**Directions for this task**
Set down the data below exactly; pictures stay out.
***** Available data
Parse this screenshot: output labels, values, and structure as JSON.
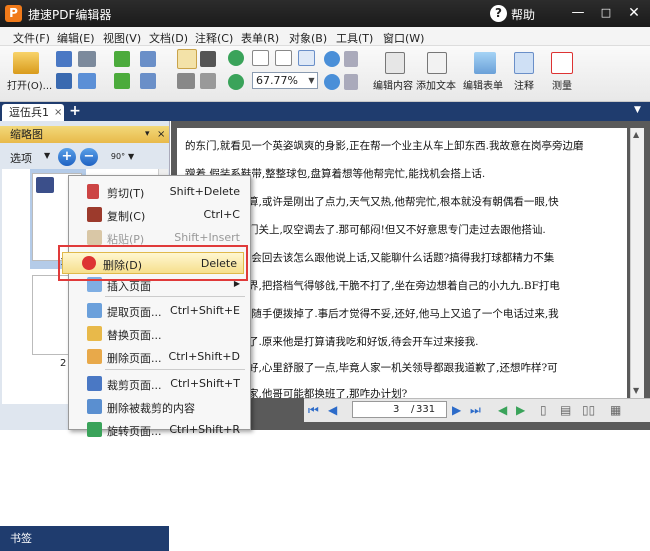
{
  "app": {
    "logo": "P",
    "title": "捷速PDF编辑器",
    "help": "帮助",
    "min": "—",
    "max": "□",
    "close": "✕"
  },
  "menu": [
    "文件(F)",
    "编辑(E)",
    "视图(V)",
    "文档(D)",
    "注释(C)",
    "表单(R)",
    "对象(B)",
    "工具(T)",
    "窗口(W)"
  ],
  "toolbar": {
    "open_label": "打开(O)...",
    "zoom_value": "67.77%",
    "edit_content": "编辑内容",
    "add_text": "添加文本",
    "edit_form": "编辑表单",
    "annotate": "注释",
    "measure": "测量"
  },
  "tabs": {
    "doc_tab": "逗伍兵1",
    "close": "×",
    "add": "+",
    "dropdown": "▼"
  },
  "panel": {
    "title": "缩略图",
    "options": "选项",
    "rotate": "90°",
    "pages": [
      "1",
      "2"
    ],
    "bottom_tab": "书签",
    "pin": "▾",
    "close": "×"
  },
  "document": {
    "lines": [
      "的东门,就看见一个英姿飒爽的身影,正在帮一个业主从车上卸东西.我故意在岗亭旁边磨",
      "蹭着,假装系鞋带,整整球包,盘算着想等他帮完忙,能找机会搭上话.",
      "　　　　如天算,或许是刚出了点力,天气又热,他帮完忙,根本就没有朝偶看一眼,快",
      "　　　　手把门关上,叹空调去了.那可郁闷!但又不好意思专门走过去跟他搭讪.",
      "　　　　想,待会回去该怎么跟他说上话,又能聊什么话题?搞得我打球都精力不集",
      "　　　　是出界,把搭档气得够戗,干脆不打了,坐在旁边想着自己的小九九.BF打电",
      "　　　　没想,随手便拨掉了.事后才觉得不妥,还好,他马上又追了一个电话过来,我",
      "　　　　精键了.原来他是打算请我吃和好饭,待会开车过来接我.",
      "　　　　动和好,心里舒服了一点,毕竟人家一机关领导都跟我道歉了,还想咋样?可",
      "　　　　回到家,他哥可能都换班了,那咋办计划?"
    ]
  },
  "status": {
    "current_page": "3",
    "sep": "/",
    "total_pages": "331"
  },
  "context_menu": {
    "items": [
      {
        "label": "剪切(T)",
        "shortcut": "Shift+Delete"
      },
      {
        "label": "复制(C)",
        "shortcut": "Ctrl+C"
      },
      {
        "label": "粘贴(P)",
        "shortcut": "Shift+Insert"
      },
      {
        "label": "删除(D)",
        "shortcut": "Delete"
      },
      {
        "label": "插入页面",
        "shortcut": ""
      },
      {
        "label": "提取页面...",
        "shortcut": "Ctrl+Shift+E"
      },
      {
        "label": "替换页面...",
        "shortcut": ""
      },
      {
        "label": "删除页面...",
        "shortcut": "Ctrl+Shift+D"
      },
      {
        "label": "裁剪页面...",
        "shortcut": "Ctrl+Shift+T"
      },
      {
        "label": "删除被裁剪的内容",
        "shortcut": ""
      },
      {
        "label": "旋转页面...",
        "shortcut": "Ctrl+Shift+R"
      }
    ]
  }
}
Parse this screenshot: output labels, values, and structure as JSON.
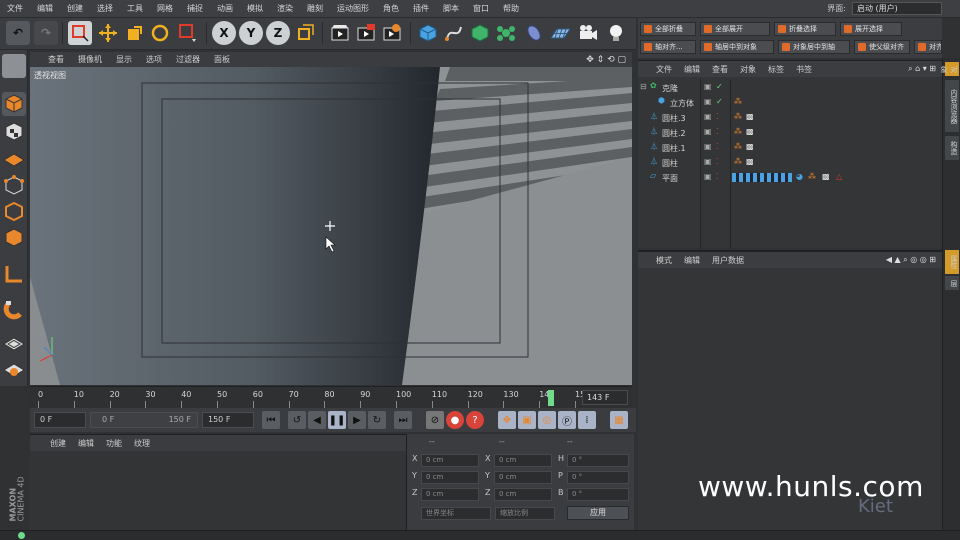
{
  "menubar": {
    "items": [
      "文件",
      "编辑",
      "创建",
      "选择",
      "工具",
      "网格",
      "捕捉",
      "动画",
      "模拟",
      "渲染",
      "雕刻",
      "运动图形",
      "角色",
      "插件",
      "脚本",
      "窗口",
      "帮助"
    ],
    "layout_label": "界面:",
    "layout_value": "启动 (用户)"
  },
  "toolbar": {
    "axis_x": "X",
    "axis_y": "Y",
    "axis_z": "Z"
  },
  "viewport": {
    "menu": [
      "查看",
      "摄像机",
      "显示",
      "选项",
      "过滤器",
      "面板"
    ],
    "label": "透视视图"
  },
  "timeline": {
    "ticks": [
      "0",
      "10",
      "20",
      "30",
      "40",
      "50",
      "60",
      "70",
      "80",
      "90",
      "100",
      "110",
      "120",
      "130",
      "140",
      "150"
    ],
    "current_frame": "143 F",
    "playhead_frame": 143
  },
  "playbar": {
    "start_field": "0 F",
    "range_start": "0 F",
    "range_end": "150 F",
    "end_field": "150 F"
  },
  "material_panel": {
    "menu": [
      "创建",
      "编辑",
      "功能",
      "纹理"
    ]
  },
  "coordinates": {
    "headers": [
      "--",
      "--",
      "--"
    ],
    "rows": [
      {
        "a_label": "X",
        "a_val": "0 cm",
        "b_label": "X",
        "b_val": "0 cm",
        "c_label": "H",
        "c_val": "0 °"
      },
      {
        "a_label": "Y",
        "a_val": "0 cm",
        "b_label": "Y",
        "b_val": "0 cm",
        "c_label": "P",
        "c_val": "0 °"
      },
      {
        "a_label": "Z",
        "a_val": "0 cm",
        "b_label": "Z",
        "b_val": "0 cm",
        "c_label": "B",
        "c_val": "0 °"
      }
    ],
    "mode_select": "世界坐标",
    "scale_select": "缩放比例",
    "apply_button": "应用"
  },
  "right_toolbar": {
    "row1": [
      "全部折叠",
      "全部展开",
      "折叠选择",
      "展开选择"
    ],
    "row2": [
      "轴对齐...",
      "轴居中到对象",
      "对象居中到轴",
      "使父级对齐",
      "对齐到父"
    ]
  },
  "object_manager": {
    "menu": [
      "文件",
      "编辑",
      "查看",
      "对象",
      "标签",
      "书签"
    ],
    "objects": [
      {
        "name": "克隆",
        "indent": 0
      },
      {
        "name": "立方体",
        "indent": 1
      },
      {
        "name": "圆柱.3",
        "indent": 0
      },
      {
        "name": "圆柱.2",
        "indent": 0
      },
      {
        "name": "圆柱.1",
        "indent": 0
      },
      {
        "name": "圆柱",
        "indent": 0
      },
      {
        "name": "平面",
        "indent": 0
      }
    ]
  },
  "attribute_manager": {
    "menu": [
      "模式",
      "编辑",
      "用户数据"
    ]
  },
  "side_tabs": [
    "对象",
    "内容浏览器",
    "构造",
    "属性",
    "层"
  ],
  "branding": {
    "vertical_logo_1": "MAXON",
    "vertical_logo_2": "CINEMA 4D",
    "watermark": "www.hunls.com",
    "watermark_small": "Kiet"
  },
  "colors": {
    "accent_orange": "#e8872c",
    "playhead_green": "#6fdc8c",
    "panel_dark": "#333537"
  }
}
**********
**The completed task**
Parse this screenshot: output labels, values, and structure as JSON.
{
  "app": {
    "logo": "P",
    "title": "捷速PDF编辑器",
    "help": "帮助",
    "min": "—",
    "max": "□",
    "close": "✕"
  },
  "menu": [
    "文件(F)",
    "编辑(E)",
    "视图(V)",
    "文档(D)",
    "注释(C)",
    "表单(R)",
    "对象(B)",
    "工具(T)",
    "窗口(W)"
  ],
  "toolbar": {
    "open_label": "打开(O)...",
    "zoom_value": "67.77%",
    "edit_content": "编辑内容",
    "add_text": "添加文本",
    "edit_form": "编辑表单",
    "annotate": "注释",
    "measure": "测量"
  },
  "tabs": {
    "doc_tab": "逗伍兵1",
    "close": "×",
    "add": "+",
    "dropdown": "▼"
  },
  "panel": {
    "title": "缩略图",
    "options": "选项",
    "rotate": "90°",
    "pages": [
      "1",
      "2"
    ],
    "bottom_tab": "书签",
    "pin": "▾",
    "close": "×"
  },
  "document": {
    "lines": [
      "的东门,就看见一个英姿飒爽的身影,正在帮一个业主从车上卸东西.我故意在岗亭旁边磨",
      "蹭着,假装系鞋带,整整球包,盘算着想等他帮完忙,能找机会搭上话.",
      "　　　　如天算,或许是刚出了点力,天气又热,他帮完忙,根本就没有朝偶看一眼,快",
      "　　　　手把门关上,叹空调去了.那可郁闷!但又不好意思专门走过去跟他搭讪.",
      "　　　　想,待会回去该怎么跟他说上话,又能聊什么话题?搞得我打球都精力不集",
      "　　　　是出界,把搭档气得够戗,干脆不打了,坐在旁边想着自己的小九九.BF打电",
      "　　　　没想,随手便拨掉了.事后才觉得不妥,还好,他马上又追了一个电话过来,我",
      "　　　　精键了.原来他是打算请我吃和好饭,待会开车过来接我.",
      "　　　　动和好,心里舒服了一点,毕竟人家一机关领导都跟我道歉了,还想咋样?可",
      "　　　　回到家,他哥可能都换班了,那咋办计划?"
    ]
  },
  "status": {
    "current_page": "3",
    "sep": "/",
    "total_pages": "331"
  },
  "context_menu": {
    "items": [
      {
        "label": "剪切(T)",
        "shortcut": "Shift+Delete"
      },
      {
        "label": "复制(C)",
        "shortcut": "Ctrl+C"
      },
      {
        "label": "粘贴(P)",
        "shortcut": "Shift+Insert"
      },
      {
        "label": "删除(D)",
        "shortcut": "Delete"
      },
      {
        "label": "插入页面",
        "shortcut": ""
      },
      {
        "label": "提取页面...",
        "shortcut": "Ctrl+Shift+E"
      },
      {
        "label": "替换页面...",
        "shortcut": ""
      },
      {
        "label": "删除页面...",
        "shortcut": "Ctrl+Shift+D"
      },
      {
        "label": "裁剪页面...",
        "shortcut": "Ctrl+Shift+T"
      },
      {
        "label": "删除被裁剪的内容",
        "shortcut": ""
      },
      {
        "label": "旋转页面...",
        "shortcut": "Ctrl+Shift+R"
      }
    ]
  }
}
Parse this screenshot: output labels, values, and structure as JSON.
{
  "menubar": {
    "items": [
      "文件",
      "编辑",
      "创建",
      "选择",
      "工具",
      "网格",
      "捕捉",
      "动画",
      "模拟",
      "渲染",
      "雕刻",
      "运动图形",
      "角色",
      "插件",
      "脚本",
      "窗口",
      "帮助"
    ],
    "layout_label": "界面:",
    "layout_value": "启动 (用户)"
  },
  "toolbar": {
    "axis_x": "X",
    "axis_y": "Y",
    "axis_z": "Z"
  },
  "viewport": {
    "menu": [
      "查看",
      "摄像机",
      "显示",
      "选项",
      "过滤器",
      "面板"
    ],
    "label": "透视视图"
  },
  "timeline": {
    "ticks": [
      "0",
      "10",
      "20",
      "30",
      "40",
      "50",
      "60",
      "70",
      "80",
      "90",
      "100",
      "110",
      "120",
      "130",
      "140",
      "150"
    ],
    "current_frame": "143 F",
    "playhead_frame": 143
  },
  "playbar": {
    "start_field": "0 F",
    "range_start": "0 F",
    "range_end": "150 F",
    "end_field": "150 F"
  },
  "material_panel": {
    "menu": [
      "创建",
      "编辑",
      "功能",
      "纹理"
    ]
  },
  "coordinates": {
    "headers": [
      "--",
      "--",
      "--"
    ],
    "rows": [
      {
        "a_label": "X",
        "a_val": "0 cm",
        "b_label": "X",
        "b_val": "0 cm",
        "c_label": "H",
        "c_val": "0 °"
      },
      {
        "a_label": "Y",
        "a_val": "0 cm",
        "b_label": "Y",
        "b_val": "0 cm",
        "c_label": "P",
        "c_val": "0 °"
      },
      {
        "a_label": "Z",
        "a_val": "0 cm",
        "b_label": "Z",
        "b_val": "0 cm",
        "c_label": "B",
        "c_val": "0 °"
      }
    ],
    "mode_select": "世界坐标",
    "scale_select": "缩放比例",
    "apply_button": "应用"
  },
  "right_toolbar": {
    "row1": [
      "全部折叠",
      "全部展开",
      "折叠选择",
      "展开选择"
    ],
    "row2": [
      "轴对齐...",
      "轴居中到对象",
      "对象居中到轴",
      "使父级对齐",
      "对齐到父"
    ]
  },
  "object_manager": {
    "menu": [
      "文件",
      "编辑",
      "查看",
      "对象",
      "标签",
      "书签"
    ],
    "objects": [
      {
        "name": "克隆",
        "indent": 0
      },
      {
        "name": "立方体",
        "indent": 1
      },
      {
        "name": "圆柱.3",
        "indent": 0
      },
      {
        "name": "圆柱.2",
        "indent": 0
      },
      {
        "name": "圆柱.1",
        "indent": 0
      },
      {
        "name": "圆柱",
        "indent": 0
      },
      {
        "name": "平面",
        "indent": 0
      }
    ]
  },
  "attribute_manager": {
    "menu": [
      "模式",
      "编辑",
      "用户数据"
    ]
  },
  "side_tabs": [
    "对象",
    "内容浏览器",
    "构造",
    "属性",
    "层"
  ],
  "branding": {
    "vertical_logo_1": "MAXON",
    "vertical_logo_2": "CINEMA 4D",
    "watermark": "www.hunls.com",
    "watermark_small": "Kiet"
  },
  "colors": {
    "accent_orange": "#e8872c",
    "playhead_green": "#6fdc8c",
    "panel_dark": "#333537"
  }
}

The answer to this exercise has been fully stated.